As somewhat of an obsessive compulsive dude with a little bit of neat freak in me, walking into my living room and seeing all the cords snaking around my television from nearby electronic devices tends to push all the wrong buttons on my emotional psyche. So one day, I decided to avail myself of a bunch of cord organizers. One of the items I managed to lay my grubby paws on is the Cord Hog, a ball-shaped spool that has six grooves for winding wayward wires. At first glance, it would be easy to look at the Cord Hog — which costs $5.99 for a set of three — as a gimmick. Aside from its weird shape, the little plastic sphere looks about just as low-tech as can be. Heck, the only thing missing was a shady and highly energetic salesman waxing poetic about how it could remove tough stains and slim down your waistline while also serving up a moist, tender piece of chicken. Then I started spooling the cables from my laptop and nearby hard drives into the Cord Hog. Surprisingly, this thing actually works. After a bit of winding here and some spooling there, I was eventually able to shorten and organize the cables from four devices: my ASUS G74SX laptop, two external hard drives and my Behringer iNuke Boom Junior. Nice. A vertical slit in the back makes it easy to spool in cords and also makes it possible to use more than one groove for a single cable if the cord is a bit on the thick or long side. The fact that it could accommodate the chunky cables of my gaming laptop was also a plus.

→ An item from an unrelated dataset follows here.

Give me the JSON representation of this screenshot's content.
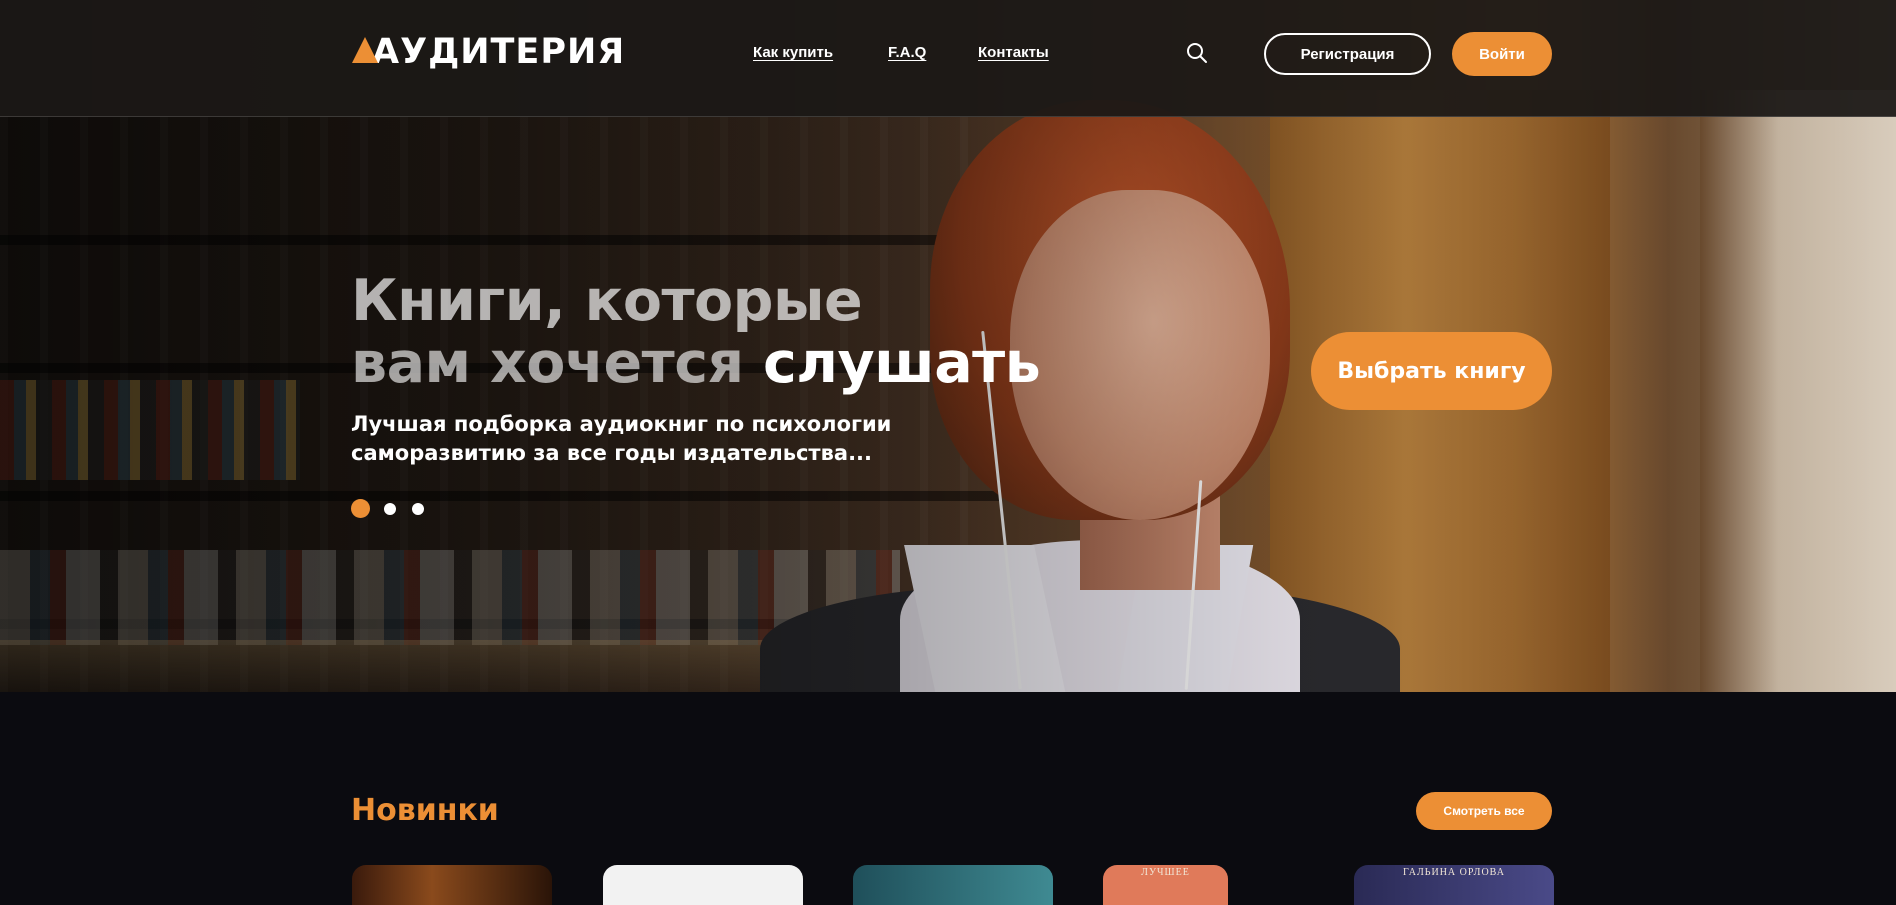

Now, although the Cord Hog does a good job of organizing cords it also has drawbacks and limitations. For starters, because it’s designed to organize cords for several gadgets, its compact size means that you’ll want to use it for stuff that’s in close proximity to each other. You’ll also want to use it for devices that you don’t plan on moving around a lot because it can be a bit of a pain to spool and unspool your cords frequently. Although it can accommodate some thick wires, it’s small size doesn’t make it practical for super chunky ones because they can be a bit tough to wind into the proper circumference to fit and also tend to hang out and may even lift up the Cord Hog from the floor.
Still, the Cord Hog gets the job done, especially for a little doohickey that looks so deceptively simple. Used the right way, it can easily turn a messy nest of cords into a neat and less garish scene. It also comes in different colors for folks who are even more persnickety than I am and want to color code their stuff, especially for folks who plan to use more than one of these. Best of all, it’ll help rid yourself of those Alexander the Great-like feelings of wanting to hack your cords in two.